ACTIVITY
Reprint each record exactly. Pictures are not reprinted.

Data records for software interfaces
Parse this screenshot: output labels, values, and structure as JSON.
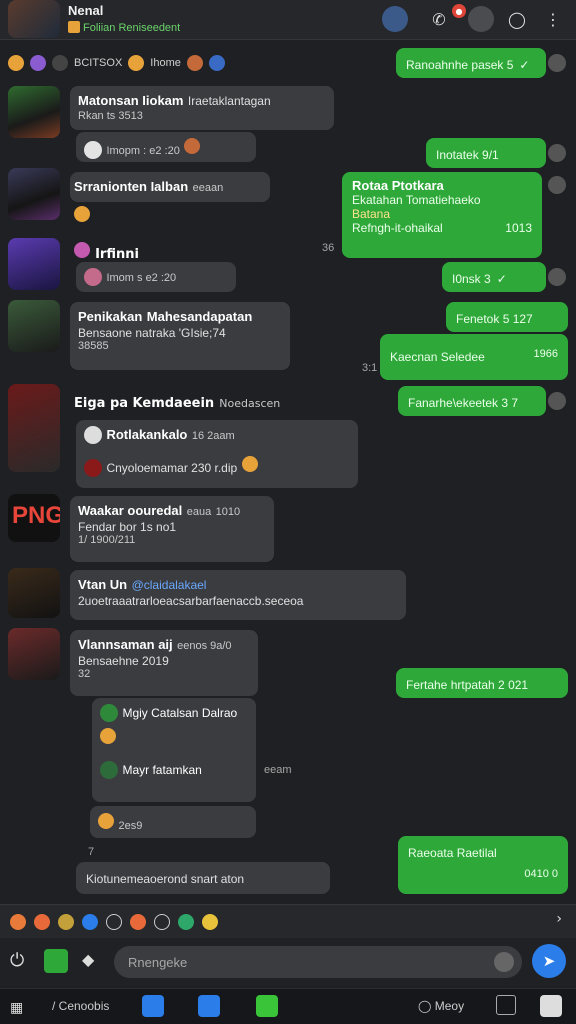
{
  "header": {
    "title": "Nenal",
    "subtitle": "Foliian Reniseedent"
  },
  "pinned": {
    "text1": "BCITSOX",
    "text2": "Ihome"
  },
  "messages": {
    "m1": {
      "name": "Matonsan Iiokam",
      "name_suffix": "Iraetaklantagan",
      "line": "Rkan ts 3513",
      "sub": "Imopm : e2 :20"
    },
    "m2": {
      "name": "Srranionten Ialban",
      "name_suffix": "eeaan"
    },
    "m3": {
      "name": "Irfinni",
      "sub": "Imom s e2 :20"
    },
    "m4": {
      "name": "Penikakan",
      "name_suffix": "Mahesandapatan",
      "line": "Bensaone natraka 'GIsie;74",
      "meta": "38585"
    },
    "m5": {
      "name": "Eiga pa Kemdaeein",
      "name_suffix": "Noedascen",
      "quote_name": "Rotlakankalo",
      "quote_time": "16 2aam",
      "line": "Cnyoloemamar 230 r.dip"
    },
    "m6": {
      "name": "Waakar oouredal",
      "name_suffix": "eaua",
      "time": "1010",
      "line": "Fendar bor 1s no1",
      "meta": "1/ 1900/211"
    },
    "m7": {
      "name": "Vtan Un",
      "link": "@claidalakael",
      "line": "2uoetraaatrarloeacsarbarfaenaccb.seceoa"
    },
    "m8": {
      "name": "Vlannsaman aij",
      "name_suffix": "eenos 9a/0",
      "line": "Bensaehne 2019",
      "meta": "32"
    },
    "m8a": {
      "name": "Mgiy Catalsan Dalrao"
    },
    "m8b": {
      "name": "Mayr fatamkan",
      "time": "eeam"
    },
    "m8c": {
      "text": "2es9"
    },
    "m9": {
      "line": "Kiotunemeaoerond snart aton"
    }
  },
  "outgoing": {
    "o1": {
      "text": "Ranoahnhe pasek 5"
    },
    "o2": {
      "text": "Inotatek 9/1"
    },
    "o3": {
      "title": "Rotaa Ptotkara",
      "line1": "Ekatahan Tomatiehaeko",
      "line2": "Batana",
      "line3": "Refngh-it-ohaikal",
      "time": "1013"
    },
    "o4": {
      "text": "I0nsk 3"
    },
    "o5": {
      "text": "Fenetok 5 127"
    },
    "o6": {
      "text": "Kaecnan Seledee",
      "time": "1966"
    },
    "o7": {
      "text": "Fanarhe\\ekeetek 3 7"
    },
    "o8": {
      "text": "Fertahe hrtpatah 2 021"
    },
    "o9": {
      "text": "Raeoata Raetilal",
      "time": "0410 0"
    }
  },
  "side_times": {
    "t1": "36",
    "t2": "3:1",
    "t3": "7"
  },
  "composer": {
    "placeholder": "Rnengeke"
  },
  "taskbar": {
    "item1": "Cenoobis",
    "item2": "Meoy"
  },
  "colors": {
    "background": "#1e2023",
    "incoming_bubble": "#3a3c40",
    "outgoing_bubble": "#2fa83a",
    "accent": "#2b7de9"
  }
}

ANSWER TO THE EXERCISE
Parse this screenshot: output labels, values, and structure as JSON.
{
  "header": {
    "title": "Nenal",
    "subtitle": "Foliian Reniseedent"
  },
  "pinned": {
    "text1": "BCITSOX",
    "text2": "Ihome"
  },
  "messages": {
    "m1": {
      "name": "Matonsan Iiokam",
      "name_suffix": "Iraetaklantagan",
      "line": "Rkan ts 3513",
      "sub": "Imopm : e2 :20"
    },
    "m2": {
      "name": "Srranionten Ialban",
      "name_suffix": "eeaan"
    },
    "m3": {
      "name": "Irfinni",
      "sub": "Imom s e2 :20"
    },
    "m4": {
      "name": "Penikakan",
      "name_suffix": "Mahesandapatan",
      "line": "Bensaone natraka 'GIsie;74",
      "meta": "38585"
    },
    "m5": {
      "name": "Eiga pa Kemdaeein",
      "name_suffix": "Noedascen",
      "quote_name": "Rotlakankalo",
      "quote_time": "16 2aam",
      "line": "Cnyoloemamar 230 r.dip"
    },
    "m6": {
      "name": "Waakar oouredal",
      "name_suffix": "eaua",
      "time": "1010",
      "line": "Fendar bor 1s no1",
      "meta": "1/ 1900/211"
    },
    "m7": {
      "name": "Vtan Un",
      "link": "@claidalakael",
      "line": "2uoetraaatrarloeacsarbarfaenaccb.seceoa"
    },
    "m8": {
      "name": "Vlannsaman aij",
      "name_suffix": "eenos 9a/0",
      "line": "Bensaehne 2019",
      "meta": "32"
    },
    "m8a": {
      "name": "Mgiy Catalsan Dalrao"
    },
    "m8b": {
      "name": "Mayr fatamkan",
      "time": "eeam"
    },
    "m8c": {
      "text": "2es9"
    },
    "m9": {
      "line": "Kiotunemeaoerond snart aton"
    }
  },
  "outgoing": {
    "o1": {
      "text": "Ranoahnhe pasek 5"
    },
    "o2": {
      "text": "Inotatek 9/1"
    },
    "o3": {
      "title": "Rotaa Ptotkara",
      "line1": "Ekatahan Tomatiehaeko",
      "line2": "Batana",
      "line3": "Refngh-it-ohaikal",
      "time": "1013"
    },
    "o4": {
      "text": "I0nsk 3"
    },
    "o5": {
      "text": "Fenetok 5 127"
    },
    "o6": {
      "text": "Kaecnan Seledee",
      "time": "1966"
    },
    "o7": {
      "text": "Fanarhe\\ekeetek 3 7"
    },
    "o8": {
      "text": "Fertahe hrtpatah 2 021"
    },
    "o9": {
      "text": "Raeoata Raetilal",
      "time": "0410 0"
    }
  },
  "side_times": {
    "t1": "36",
    "t2": "3:1",
    "t3": "7"
  },
  "composer": {
    "placeholder": "Rnengeke"
  },
  "taskbar": {
    "item1": "Cenoobis",
    "item2": "Meoy"
  },
  "colors": {
    "background": "#1e2023",
    "incoming_bubble": "#3a3c40",
    "outgoing_bubble": "#2fa83a",
    "accent": "#2b7de9"
  }
}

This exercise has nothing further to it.